Celebrating Las Navidades in Madrid
I’ll never forget the moment on the evening of my first Thanksgiving away from home, when I emerged from the metro onto Gran Vía. Brights lights beamed down upon a bustling street, where in unison we all shared that beginning-of-the-season enchantment.
Two days later, my mom flew standby in to Madrid. It was perfect timing to walk her around the city, dressed to impress in its dazzling lights. We strolled through Sol and Plaza Mayor and lingered in festive Christmas markets, the smell of churros and chestnuts wafting through the air.
Within days though after my mom’s departure, the Christmas abroad buzz had faded a bit. Christmas in Madrid was certainly bold and bright, but it lacked the class and cozy charm of real Christmas trees, white lights, garland, and window candles. I longed for the scent of pine and the always anticipated moment of decorating the tree with my prized souvenir possessions— Christmas ornaments from my world travels.
Months into my life abroad I was beginning to feel those pangs of loss.
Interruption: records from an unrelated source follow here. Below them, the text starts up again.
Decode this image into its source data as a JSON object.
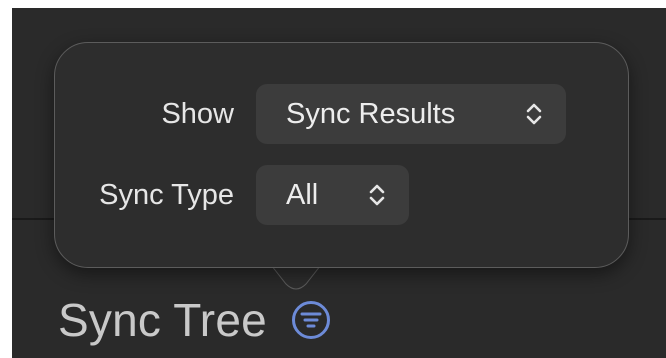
{
  "popover": {
    "show": {
      "label": "Show",
      "value": "Sync Results",
      "icon": "chevron-up-down-icon"
    },
    "sync_type": {
      "label": "Sync Type",
      "value": "All",
      "icon": "chevron-up-down-icon"
    }
  },
  "page": {
    "title": "Sync Tree",
    "filter_icon": "filter-circle-icon"
  },
  "colors": {
    "background": "#2a2a2a",
    "popover_background": "#2d2d2d",
    "popover_border": "#5c5c5c",
    "select_background": "#3c3c3c",
    "accent": "#6d8bd8",
    "title_text": "#c9c9c9",
    "label_text": "#e6e6e6"
  }
}
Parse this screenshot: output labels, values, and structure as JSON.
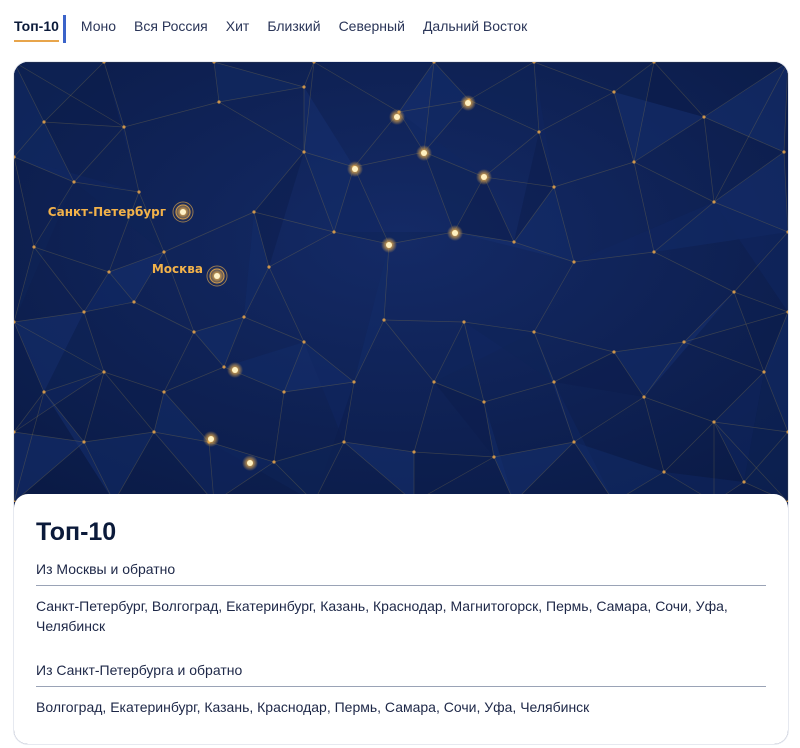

Although the longing for the comforts of home wasn’t enough to get me down, it did gently remind me that expat life would be a constant tug-of-war between adventure and ordinary comfort.
Beauty began to fill in the cracks when the kids I tutor, Marta and Jesús responded sweetly to my yearning to have a Christmas tree at home. When I arrived to their home, they were busy putting the finishing touches on their tree, complete with the Belén, Nativity scene. It certainly looked as if a 10 and 11-year-old had put it up all by themselves, but I loved its chaotic charm and loved their thoughtful gesture even more.
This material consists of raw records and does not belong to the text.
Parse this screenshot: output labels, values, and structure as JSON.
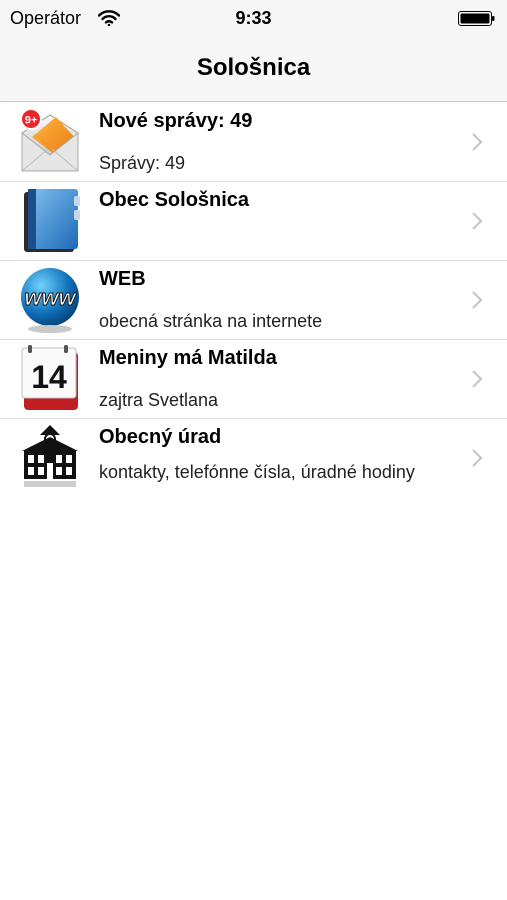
{
  "status_bar": {
    "carrier": "Operátor",
    "time": "9:33"
  },
  "nav": {
    "title": "Sološnica"
  },
  "items": [
    {
      "title": "Nové správy: 49",
      "subtitle": "Správy: 49",
      "icon": "mail-icon",
      "badge": "9+"
    },
    {
      "title": "Obec Sološnica",
      "subtitle": "",
      "icon": "book-icon"
    },
    {
      "title": "WEB",
      "subtitle": "obecná stránka na internete",
      "icon": "globe-icon",
      "icon_text": "www"
    },
    {
      "title": "Meniny má Matilda",
      "subtitle": "zajtra Svetlana",
      "icon": "calendar-icon",
      "icon_text": "14"
    },
    {
      "title": "Obecný úrad",
      "subtitle": "kontakty, telefónne čísla, úradné hodiny",
      "icon": "town-hall-icon"
    }
  ],
  "colors": {
    "bar_background": "#f7f7f7",
    "separator": "#e1e1e3",
    "chevron": "#c7c7cc"
  }
}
I, too, loved the fact that the city lights didn’t immediately dim after New Year’s. The Spanish have as much anticipation for January 6th, as December 25th, if not more. I was happy to arrive back from Rome, with still another holiday to celebrate, The Feast of the Epiphany, or Día de los Reyes. Here in Spain, more traditionally it is the Three Kings who bring gifts to the children. My Alaskan amigos and I attempted to partake in the Tres Reyes activities by eating a nice dinner together and finishing with the traditional Roscón. Hidden in this pastry are a small figurine and a bean. Finding the toy brings good luck for the year, while the person who finds the bean has to buy next year’s Roscón. Somehow I managed to find both.
Aften finishing the bottle of Rioja, we jumped on a quite comical hydrogen-powered mini bus towards Plaza Cibeles for the Three Kings parade. We managed to catch the end of the Cabalgata, when the Wiseman addressed the excited kids in the crowd with an uplifting speech calling on them to read a lot, study hard, and learn from the wisdom of their elders. I couldn’t help but feel the magic of the evening right along with them. And when the event ended in a burst of fireworks, I remembered not what I had missed in not being home for the holidays, but all I had gained.